What’s cool about this is that all three — Chenier, Gene (Bourgeois) and the late Clifford Antone — are Port Arthur natives.

As always, the Museum of the Gulf Coast has a plethora of info on these folks:

Jivin’ Gene Bourgeois was 15 when he taught himself to play the guitar. He and some friends got together and began playing music and at 17 Bourgeois was discovered by Huey Meaux, who became his manager.

“Gene recorded from the radio station KPAC for the Jin label. “’Going Out With the Tide’ and ‘Breaking Up is Hard to Do’ were hits,” according to the Museum’s website.

Bourgeois is considered a pioneer in the field of Swamp Pop.

He took some time off from music and worked on the Alaska Pipeline during the 1970s and later worked construction through Insulars Local 22. He got back into music and has been there ever since.

Chenier is the son of the late legendary King of Zydeco Clifton Chenier, who was the first Creole musician to win a Grammy Award.

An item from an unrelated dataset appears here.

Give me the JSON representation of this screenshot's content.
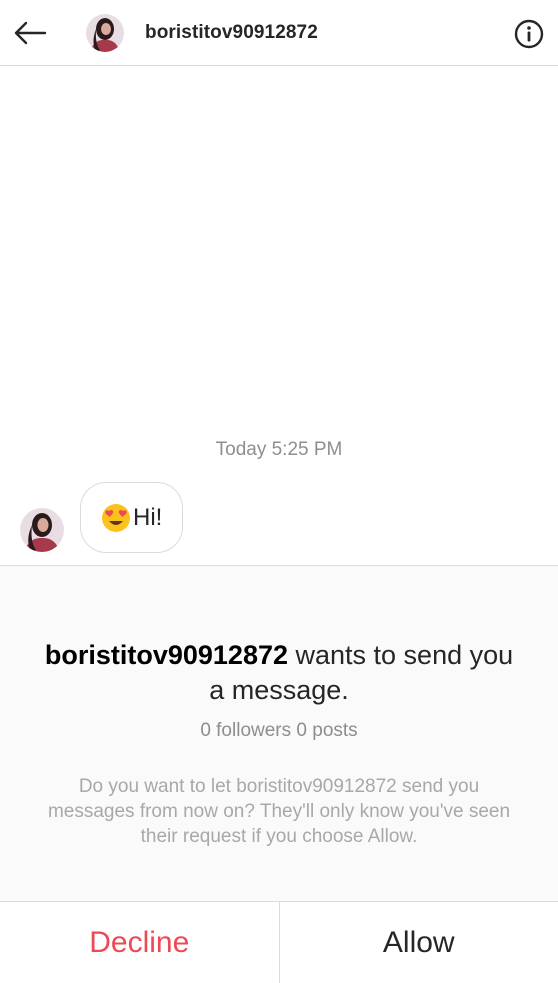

It wasn’t until his 21st birthday, after winning a scholarship and studying music at Texas Southern University, that C.J. first performed with his famous father and the legendary Red Hot Louisiana band, according to the Museum’s website.

Paul Simon first heard Chenier in 1990 and featured him on the album The Rhythm of the Saints, and that year’s Born at The Right Time tour.

Chenier won the 1997 Living Blues’ Critics’ Poll Award and also an AFIM Indie Award for Best Zydeco Album, for his next release, The Big Squeeze.

In 2001, Chenier played in front of 60,000 fans at the Chicago Blues Festival.

Chenier has stated he does not imitate his father’s playing: “I play it the way I play it. All my father really told me was to do the best I could do with my own style.”

Clifford Antone was born to a large American family of Syrian and Lebanese descent. He developed an affection for the music he grew up with in Port Arthur and took in different genres.

He opened the first incarnation of Antone’s in an old department store on Austin’s East Sixth Street. It was a rough neighborhood back then. He filled his club with an eclectic collection of artists, like Clifton Chenier from his hometown, Lightnin’ Hopkins, and Albert Collins.

He also booked the giants: B.B. King, Ray Charles, Muddy Waters, Jimmy Reed, Albert King and Buddy Guy.

Antone became part of the growing blues scene where artists like the Fabulous Thunderbirds and Stevie Ray Vaughn went on to become big stars among others.

“He also inspired and encouraged young musicians all of his life. Gary Clark, Jr., who enjoys international success today, started there at age 15, with Clifford beaming from the wings,” according to information from the Museum. “Gary was one of the last of a long line of youngsters that he took under his wing.”

Antone died in 2006.

In 2015 the Antone’s brand was restored and a new team bought the venue back to downtown Austin, according to the club’s website.

Ticket information for Saturday’s show can be found at antonesnightclub.com.

 

Mary Meaux is a news reporter at The Port Arthur News. She can be reached at mary.meaux@panews.com.